Love him or hate him, there seems to be no in-between, President Donald Trump has touched on at least one issue many Democrats and Republicans both believe needs to be addressed—infrastructure. Regions and states are struggling to finance their public infrastructure. A $170,000,000,000 infrastructure funding gap exists. Recently, President Trump announced a $1.5 T infrastructure plan tied to the federal budget process that is stirring substantial debate.
The Trump Infrastructure Plan provides:
- $200 B in Federal funds to spur at least $1.5 T in infrastructure investments with partners at the State, local, Tribal, and private level with
- $100 B to create an Incentives Program to spur additional dedicated funds from States, localities, and the private sector;
- $20 B dedicated to the Transformative Projects Program focused on projects that could have a significant positive impact on States, cities, and localities but may not attract private sector investment because of the project’s unique characteristics;
- $20 B allocated to expanding infrastructure financing programs such as using $14B to expanding a number of existing credit programs: TIFIA, WIFIA, RRIF, and rural utility lending;
- $6 B for expanding Private Activity Bonds;
- $10 B for a new Federal Capital Revolving Fund, which will reduce inefficient leasing of Federal real property which would be more cost-effective to purchase; and

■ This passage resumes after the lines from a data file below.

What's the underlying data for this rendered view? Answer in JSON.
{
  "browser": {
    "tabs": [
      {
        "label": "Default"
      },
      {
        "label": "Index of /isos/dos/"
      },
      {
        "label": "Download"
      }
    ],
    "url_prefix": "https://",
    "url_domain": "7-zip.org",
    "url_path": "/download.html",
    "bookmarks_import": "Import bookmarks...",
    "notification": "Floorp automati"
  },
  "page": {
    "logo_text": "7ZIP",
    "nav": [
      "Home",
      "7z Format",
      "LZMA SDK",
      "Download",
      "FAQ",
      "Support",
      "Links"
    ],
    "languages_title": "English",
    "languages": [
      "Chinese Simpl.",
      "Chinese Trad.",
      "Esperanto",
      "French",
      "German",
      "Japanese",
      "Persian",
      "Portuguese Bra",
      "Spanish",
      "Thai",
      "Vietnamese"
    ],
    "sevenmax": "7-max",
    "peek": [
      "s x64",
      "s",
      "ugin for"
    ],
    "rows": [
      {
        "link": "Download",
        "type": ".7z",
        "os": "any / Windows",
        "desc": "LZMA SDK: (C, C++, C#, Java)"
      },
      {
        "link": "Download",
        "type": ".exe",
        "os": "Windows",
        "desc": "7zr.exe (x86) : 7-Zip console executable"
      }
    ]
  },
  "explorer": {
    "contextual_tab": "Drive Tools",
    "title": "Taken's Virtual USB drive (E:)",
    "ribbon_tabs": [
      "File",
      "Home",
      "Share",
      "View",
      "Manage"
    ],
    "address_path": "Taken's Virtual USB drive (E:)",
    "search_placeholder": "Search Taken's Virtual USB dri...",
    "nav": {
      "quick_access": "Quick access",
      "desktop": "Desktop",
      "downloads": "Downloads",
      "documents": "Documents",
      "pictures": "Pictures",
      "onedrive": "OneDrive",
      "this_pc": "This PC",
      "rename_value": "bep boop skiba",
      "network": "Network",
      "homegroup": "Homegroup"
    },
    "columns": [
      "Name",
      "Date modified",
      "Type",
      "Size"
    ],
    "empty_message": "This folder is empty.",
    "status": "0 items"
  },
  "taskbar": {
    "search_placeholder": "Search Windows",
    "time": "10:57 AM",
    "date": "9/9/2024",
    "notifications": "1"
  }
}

- $50 B will be devoted to a new Rural Infrastructure Program to rebuild and modernize infrastructure in rural America primarily allocated to State governors, giving States the flexibility to prioritize their communities’ needs, and the remaining funds will be distributed through rural performance grants to encourage the best use of taxpayer dollars.
President Trump is seeking a Third Way of addressing this growing infrastructure funding gap through the use of Public-Private-Partnerships (PPPs). A PPP is a contractual agreement formed between a public agency and private sector entity that allows for greater private sector participation in the delivery of transportation projects. These projects are not just the private sector construction of roads, but instead they shift a larger share of the economic risk and financial rewards to the private sector. Private firms agree to construct, finance, maintain and/or operate a project. The Chicago Skyway, Indiana Tollroad, and Ohio’s Portsmouth By-Pass are just a few examples of PPPs that use private companies to carry the burden of infrastructure construction and, at times, operation.
As with all matters in Washington, the Trump Infrastructure Plan has its detractors. While most agree that America’s infrastructure is in desperate need of a tune up, a national consensus on how to approach that issue is still forming. Democrats are focused on the traditional methods of promoting infrastructures spending tied to the gasoline taxes and conservatives oppose all taxes in any form. Communities desperate for infrastructure should advocate aggressively with their members of Congress about the need for a new federal infrastructure program no matter whose name is on it.